### TASK TO CARRY OUT
Where a line of the data holds the word "true", copy that line.

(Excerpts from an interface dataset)
::::::::::

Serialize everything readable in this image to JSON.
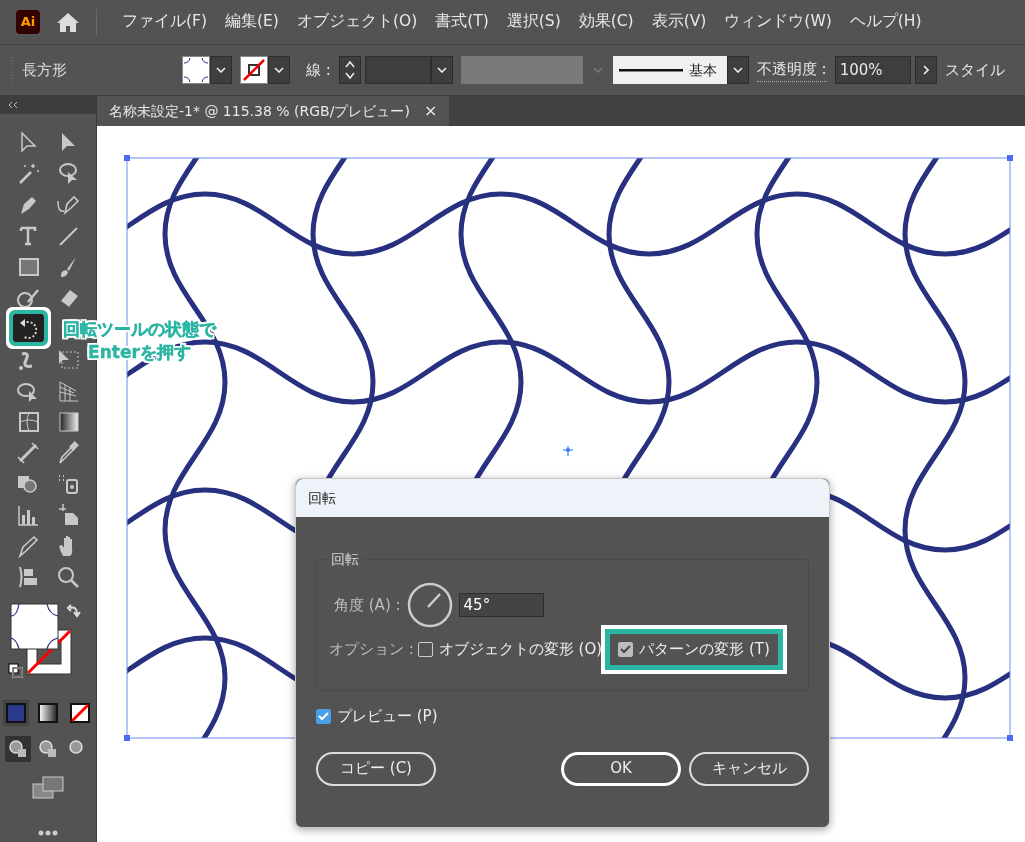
{
  "app": {
    "logo": "Ai"
  },
  "menu": [
    "ファイル(F)",
    "編集(E)",
    "オブジェクト(O)",
    "書式(T)",
    "選択(S)",
    "効果(C)",
    "表示(V)",
    "ウィンドウ(W)",
    "ヘルプ(H)"
  ],
  "control_bar": {
    "tool_name": "長方形",
    "stroke_label": "線 :",
    "stroke_style": "基本",
    "opacity_label": "不透明度 :",
    "opacity_value": "100%",
    "style_label": "スタイル"
  },
  "document_tab": {
    "title": "名称未設定-1* @ 115.38 % (RGB/プレビュー)",
    "close": "×",
    "selected": true
  },
  "rotate_tool": {
    "selected": true
  },
  "annotation": "回転ツールの状態で\nEnterを押す",
  "dialog": {
    "title": "回転",
    "group_label": "回転",
    "angle_label": "角度 (A) :",
    "angle_value": "45°",
    "options_label": "オプション :",
    "options": [
      {
        "label": "オブジェクトの変形 (O)",
        "checked": false,
        "highlighted": false
      },
      {
        "label": "パターンの変形 (T)",
        "checked": true,
        "highlighted": true
      }
    ],
    "preview": {
      "label": "プレビュー (P)",
      "checked": true
    },
    "buttons": [
      {
        "label": "コピー (C)",
        "default": false
      },
      {
        "label": "OK",
        "default": true
      },
      {
        "label": "キャンセル",
        "default": false
      }
    ]
  }
}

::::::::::

### EXERCISE RESPONSE
    "selected": true
    "selected": true
        "checked": true,
        "highlighted": true
      "checked": true
        "default": true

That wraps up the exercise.